On Valentine's Day, Yi Jun Huang, a smiling 65-year-old Chinese immigrant, walked into the Apple store near Union Square and handed the manager a large chocolate heart and a pink valentine as about 40 laid-off Monster Cable workers and their supporters rallied outside.
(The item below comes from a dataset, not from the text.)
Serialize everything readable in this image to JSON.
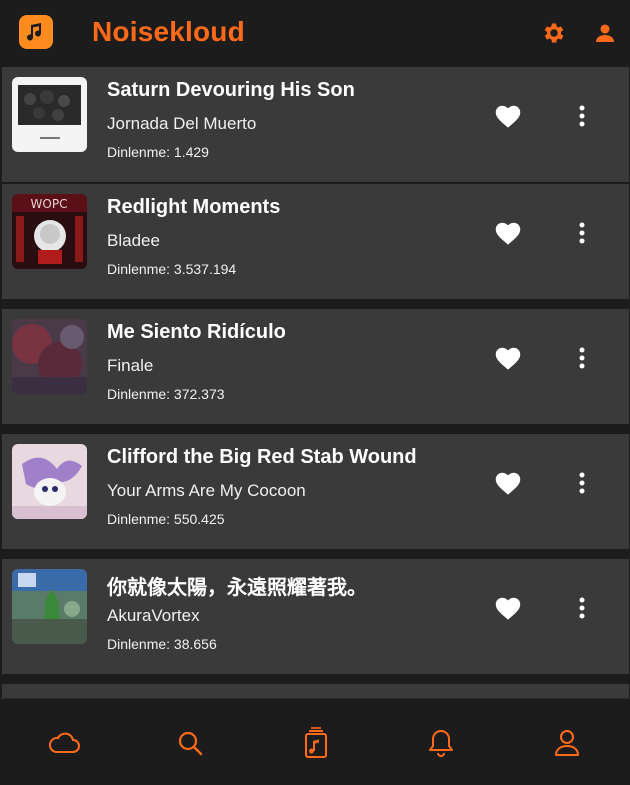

It was one of several appeals to electronics stores to honor a boycott and stop carrying Monster products.
Huang had worked in a Monster Cable factory producing high-end audio cables for 16 years and was fired last October with more than 120 mostly Chinese immigrant workers when the company decided to outsource their jobs.
"The production manager openly told us that production was moving to Mexico," Huang said.
Now, despite a boycott launched by the Chinese Progressive Association (CPA), a slew of protests by the workers, and a resolution passed Feb. 13 by the San Francisco Board of Supervisors urging the company to address worker concerns, Monster Cable still refuses to budge.
"A multibillion-dollar company should not springboard off their workers for the sake of profit and then kick them to the curb," said Shirley Lorence, an organizer with Rise Up, a caucus within the United Food and Commercial Workers International Union. "That's wrong."
The recently laid-off workers have an average tenure of eight years, with many having around 15 to 20 years, according to the CPA. Many workers are in their 40s and 50s. With these layoffs, Monster Cable broke from its previous policy of providing four weeks' severance pay plus one week for every year of service, and it did not offer job placement, retraining, or community support for any of the workers.
The Board of Supervisors resolution asks Monster Cable, which spent $6 million buying the naming rights to the city-owned Candlestick Park, to give $2 million for a Worker and Community Transition Fund and its workers a more generous severance package.
"The problem of outsourcing is something we have to make a statement on," said Sup. Jake McGoldrick, who sponsored the resolution, which passed 83, with Sups. Michela Alioto-Pier, Sean Elsbernd, and Ed Jew in opposition.
Elsbernd took issue with asking a company to provide a more generous severance package than what the city itself offers. Jew thought the city was being too hard on a native company in a competitive field.
Leon Chow, chair of the CPA, was very disappointed that Jew, being the only Chinese American on the board, opposed the measure. He and others said Monster appears to be financially healthy and the outsourcing was based simply on greed.
"We saw no evidence that times are tough," Huang said. "We know their sales are up to a billion dollars annually. We're the ones who work there, and there have been no signs that things are slowing down."
But CEO, or "Head Monster" as he calls himself, Noel Lee wrote in a Feb. 9 letter to the board, "We have to yield to the competitive nature of the marketplace where global sourcing is the norm." *